That said, I experienced unexpected feelings of sadness and loss when I left work. Those feelings were repeated when Martin retired as I also had many ties with his co-workers over his long career at a single company. Admittedly part of my identity was immersed in his identity. When he retired I was no longer the wife of the vice-president.

As Professor Phyllis Moen, a sociologist at the University of Minnesota and author of numerous books, points out, the first two years of retirement can be a time of enormous stress on a marriage. Both men and women experience the strain as they struggle to create new identities, both as a couple and as individuals. While single men and women also struggle, they may or may not have a partner to consider.

Shortly after Martin retired, I had to remind him I was not going to be his only employee for the rest of his life. Suddenly, the way I filled the dishwasher and the time of day I put clothes in the washer was all wrong. Mind you, we have had a marriage of equal partnership where he washed clothes and did dishes, too. We both cook. It was our habit that whoever cooked dinner that night, the other one of us did the kitchen clean-up. This arrangement worked for decades without comment until retirement.

As I have chronicled in these pages, when we retire, our world shrinks. As it becomes smaller, we are sometimes caught up in minutiae. As I’ve also pointed out, it takes about two years to adjust to a new life and discard the old identity. Avoiding retired spouse syndrome requires an awareness of it in the first place. Once you are aware of it, then it takes commitment and communication as a couple to create the identity you envision for yourselves, together and individually.
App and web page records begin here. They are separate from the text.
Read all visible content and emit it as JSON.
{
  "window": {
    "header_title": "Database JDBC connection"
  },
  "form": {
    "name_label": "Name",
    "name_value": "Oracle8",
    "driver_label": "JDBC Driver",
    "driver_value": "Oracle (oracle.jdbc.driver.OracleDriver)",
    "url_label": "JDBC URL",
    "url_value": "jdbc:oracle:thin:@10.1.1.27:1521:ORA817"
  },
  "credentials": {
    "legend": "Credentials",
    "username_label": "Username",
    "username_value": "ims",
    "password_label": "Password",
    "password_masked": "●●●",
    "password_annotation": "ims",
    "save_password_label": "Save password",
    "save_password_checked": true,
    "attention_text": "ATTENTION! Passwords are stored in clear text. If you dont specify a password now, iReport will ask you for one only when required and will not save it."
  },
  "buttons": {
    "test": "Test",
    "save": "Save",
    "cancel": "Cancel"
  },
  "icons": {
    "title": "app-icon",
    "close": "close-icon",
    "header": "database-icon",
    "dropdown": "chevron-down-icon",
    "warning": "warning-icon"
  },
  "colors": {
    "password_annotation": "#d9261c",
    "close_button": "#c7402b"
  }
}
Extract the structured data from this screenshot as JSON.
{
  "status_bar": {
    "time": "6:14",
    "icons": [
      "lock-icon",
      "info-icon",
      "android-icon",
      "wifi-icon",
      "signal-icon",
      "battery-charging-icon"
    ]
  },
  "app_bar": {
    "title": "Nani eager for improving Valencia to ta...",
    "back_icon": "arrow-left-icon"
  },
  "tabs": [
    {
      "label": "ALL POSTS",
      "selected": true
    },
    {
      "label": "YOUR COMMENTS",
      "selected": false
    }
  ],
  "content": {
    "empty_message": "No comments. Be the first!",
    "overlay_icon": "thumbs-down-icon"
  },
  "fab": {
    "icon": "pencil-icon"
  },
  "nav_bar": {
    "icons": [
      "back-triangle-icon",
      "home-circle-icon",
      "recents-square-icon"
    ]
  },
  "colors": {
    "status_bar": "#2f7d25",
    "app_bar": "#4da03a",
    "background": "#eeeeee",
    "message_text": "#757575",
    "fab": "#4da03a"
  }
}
Oftentimes, we forget the us factor. Us doesn’t mean we are joined at the hip 24/7; it means we honor and respect each other as we forge new identities. Listening is part of the communication, perhaps the most important aspect. One of the tools Martin and I used was the bucket list. We’d made bucket lists before retirement. We made others after retirement. Then we compared lists. It helped to ignite an honest discussion of who we were and who we wanted to be and whether or not our wants meshed. They did.

As for the dishwasher? Martin loads it — every night.  Renewed purpose takes many forms.  And we do laundry whenever we need to.